With the anonymity of Bitcoin comes problems similar to dealing with cash, such as losing it or money laundering. Entrepreneurs are setting up Bitcoin exchanges so people can convert Bitcoin to traditional currency and vice versa. This is how Bitcoin users get money into and out of the system. The big danger for entrepreneurs who run a Bitcoin exchange is that they may end up getting arrested if they do business with a known money launderer which is exactly what happened this week.

At lunch, today, I was discussing Bitcoin with some fellow technologists. Specifically, we talked about a college student who made over $24,000, last month, simply by waving a sign on TV with his Bitcoin address. As we discussed this we realized that this is a perfect way to launder money. Since each Bitcoin address is anonymous it makes it easier to launder money. Here's how it would work if you have a large amount of money to launder.

1. Deposit your funds, in relatively small amounts, across multiple Bitcoin accounts (you can generate an unlimited number of Bitcoin accounts). Perhaps one Bitcoin account for each transaction.

2. Advertise your Bitcoin address anywhere popular (online, in the newspaper, on TV, etc).

3. Send all of the funds in your multiple Bitcoin accounts to a single Bitcoin address.

4. Withdraw your bitcoins as cash and claim they were all anonymous donations, but don't forget to pay your taxes.
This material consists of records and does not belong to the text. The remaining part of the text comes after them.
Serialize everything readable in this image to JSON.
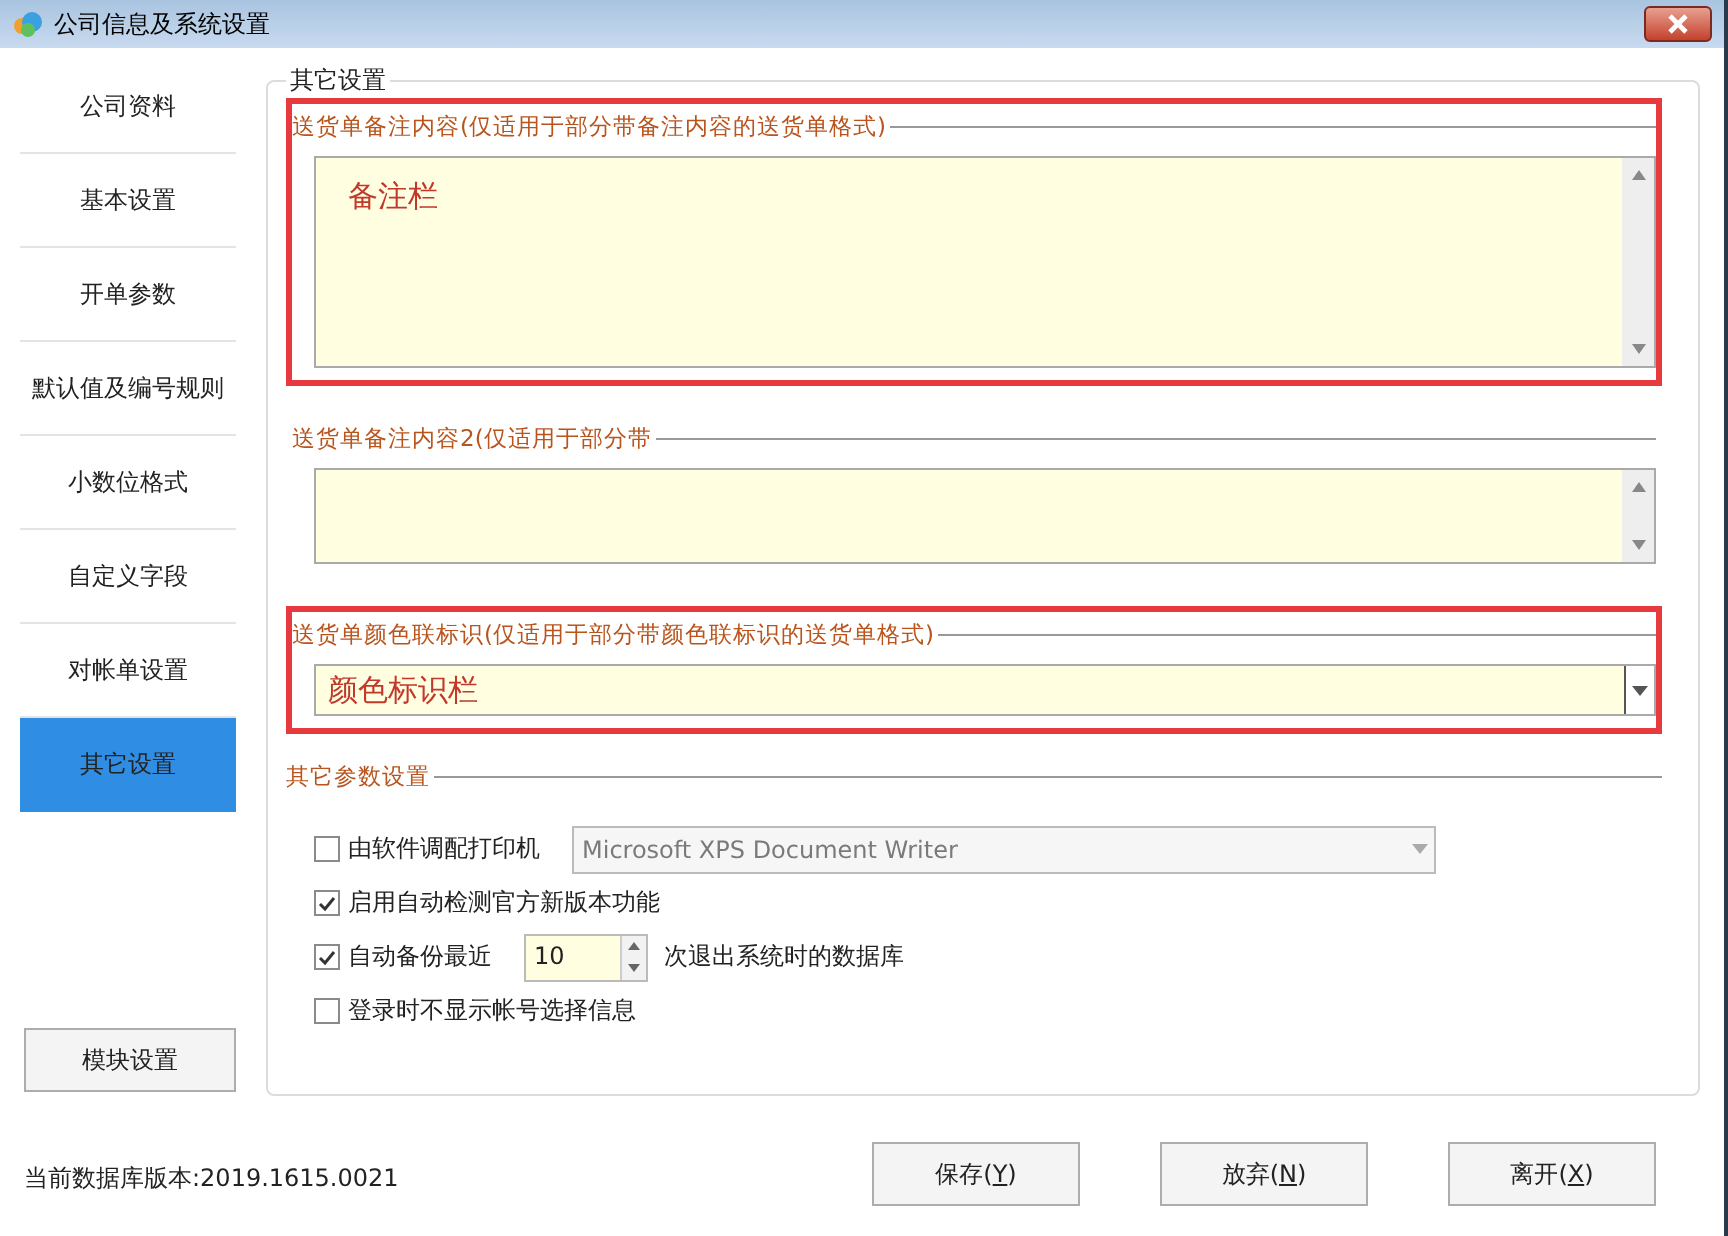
{
  "window": {
    "title": "公司信息及系统设置"
  },
  "sidebar": {
    "items": [
      {
        "label": "公司资料",
        "selected": false
      },
      {
        "label": "基本设置",
        "selected": false
      },
      {
        "label": "开单参数",
        "selected": false
      },
      {
        "label": "默认值及编号规则",
        "selected": false
      },
      {
        "label": "小数位格式",
        "selected": false
      },
      {
        "label": "自定义字段",
        "selected": false
      },
      {
        "label": "对帐单设置",
        "selected": false
      },
      {
        "label": "其它设置",
        "selected": true
      }
    ],
    "module_button": "模块设置"
  },
  "panel": {
    "title": "其它设置",
    "sections": [
      {
        "kind": "memo",
        "label": "送货单备注内容(仅适用于部分带备注内容的送货单格式)",
        "value": "备注栏",
        "highlighted": true
      },
      {
        "kind": "memo",
        "label": "送货单备注内容2(仅适用于部分带",
        "highlighted": false
      },
      {
        "kind": "combo",
        "label": "送货单颜色联标识(仅适用于部分带颜色联标识的送货单格式)",
        "value": "颜色标识栏",
        "highlighted": true
      }
    ],
    "params": {
      "label": "其它参数设置",
      "options": [
        {
          "kind": "printer",
          "label": "由软件调配打印机",
          "checked": false,
          "value": "Microsoft XPS Document Writer"
        },
        {
          "kind": "check",
          "label": "启用自动检测官方新版本功能",
          "checked": true
        },
        {
          "kind": "spin",
          "label": "自动备份最近",
          "checked": true,
          "value": "10",
          "suffix": "次退出系统时的数据库"
        },
        {
          "kind": "check",
          "label": "登录时不显示帐号选择信息",
          "checked": false
        }
      ]
    }
  },
  "status": "当前数据库版本:2019.1615.0021",
  "buttons": [
    {
      "label_before": "保存(",
      "access_key": "Y",
      "label_after": ")"
    },
    {
      "label_before": "放弃(",
      "access_key": "N",
      "label_after": ")"
    },
    {
      "label_before": "离开(",
      "access_key": "X",
      "label_after": ")"
    }
  ]
}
Can simply advertising your Bitcoin address result in strangers sending you Bitcoin? It did for that college student I mentioned above and it worked for me when I tweeted out my Bitcoin address and a stranger sent me 0.0001 Bitcoin (worth about 8¢).

For the record, this is my Bitcoin address:

Also, you can send me a Bitcoin using this QR code:

Bitcoin address requesting 1 BTC.

No comments: